I called her Nana Anna Ryan O’Brien. She was my father’s mother, a woman who was dealt some hard blows yet always without fail had the most amazing smile and the warmest heart. She raised my father and his two brothers with the help of her parents after her husband died of walking pneumonia within weeks of her youngest son’s birth. She worked, supported her family and never ceased to love my Papa, David Ryan, right up to her dying day. She treated the world with love and humor yet never took any nonsense. Whether it be that she had to sit down with me all night to get me through math homework as I was absolutely stupid with math or that she had to plan to go to the bakery for cupcakes so she could tell us she baked all night before we came over for a visit she always just did the best she could by us kids. 

My Nana was the rock of my childhood.

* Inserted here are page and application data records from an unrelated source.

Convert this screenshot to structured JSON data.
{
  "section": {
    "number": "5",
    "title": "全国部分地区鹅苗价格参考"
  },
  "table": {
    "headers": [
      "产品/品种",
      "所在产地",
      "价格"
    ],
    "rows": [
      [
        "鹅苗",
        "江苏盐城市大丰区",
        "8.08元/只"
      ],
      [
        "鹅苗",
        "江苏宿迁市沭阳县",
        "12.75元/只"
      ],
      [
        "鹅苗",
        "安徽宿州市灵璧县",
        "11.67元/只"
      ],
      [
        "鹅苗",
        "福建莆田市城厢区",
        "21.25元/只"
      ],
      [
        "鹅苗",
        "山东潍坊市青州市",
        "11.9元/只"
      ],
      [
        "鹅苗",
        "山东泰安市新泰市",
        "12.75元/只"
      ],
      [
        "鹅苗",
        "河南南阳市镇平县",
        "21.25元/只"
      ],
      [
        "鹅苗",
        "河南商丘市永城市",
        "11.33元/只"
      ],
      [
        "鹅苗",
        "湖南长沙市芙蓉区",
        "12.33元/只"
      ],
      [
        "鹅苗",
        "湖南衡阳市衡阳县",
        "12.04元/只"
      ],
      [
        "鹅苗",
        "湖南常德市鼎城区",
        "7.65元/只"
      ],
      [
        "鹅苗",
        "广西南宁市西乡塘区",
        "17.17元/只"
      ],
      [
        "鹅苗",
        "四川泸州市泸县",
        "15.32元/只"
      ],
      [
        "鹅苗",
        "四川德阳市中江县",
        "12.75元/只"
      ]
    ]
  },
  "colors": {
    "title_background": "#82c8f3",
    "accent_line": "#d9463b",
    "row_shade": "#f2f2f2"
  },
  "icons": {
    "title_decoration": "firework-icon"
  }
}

I have so many memories of sitting in her little house near Wollaston Beach huddled around her little kitchen table or snuggled down in her bed beside her for a safe night’s sleep. My only memories of feeling loved as a little girl came mostly from her, though I have some fond memories of my mother’s mother taking me to spend time with her as well. I was never a burden to Nana. I was always just right and just loved. 

1999 was a tough year. The day I got the phone call that she had been diagnosed with cancer was a rough one. It was the end result of Hepatitis C contracted through a transfusion in the 1980s and she wasn’t going to go through lengthy, draining treatments that would diminish her quality of life. Her courage was amazing. She traveled while she was still well enough to do so, going around the US and visiting our relatives in Ireland a last time. When she was finally too sick to be alone the answer was natural. We’d bring her back to her little house and we’d make the end of her life comfortable and content.

I’ll always wonder if I gave her even half of the comfort she gave me in my life while I helped care for her in those last months. The sound of her voice quietly saying “good morning, pumpkin” as I came through the door each day gave me the strength to keep going even when I was tired, strained, sad, worried… It made all the hard stuff easier. Even as she was facing the end of her life, she shielded me as a mother should shield a beloved child from the worst of the world when possible. Her worst episodes, the most difficult parts of her illness, somehow always happened when I wasn’t there and I was there 5 days a week, sometimes 12 hours a day! We laughed together, we cried together, we drove each other crazy and from it all, I learned so many lessons that bring me here to the present day.

I sit here now with a little boy who bears her smile and mischievous nature and I thank God each day for all that she taught me. She taught me how to just love and accept. She taught me that I had some worth. She taught me that I can be something to someone and that I am strong enough to do the toughest things. She and my beautiful stepmother Robin along with my Queen Mum Beverly put every tool in my toolbox to help me be the mother I never had to my little boy, a little boy who needs a mom a lot. 

So, when you see my little boy doing something great, thank these ladies and the others who have walked through my life since I was 16 onwards. I know I do. I know a lot of people aren’t religious, and generally I am not overtly so, but I have to say that God saw I had a need’ an empty hole in my world and He filled it to overflowing.

Thank you, Nana. I love and miss you.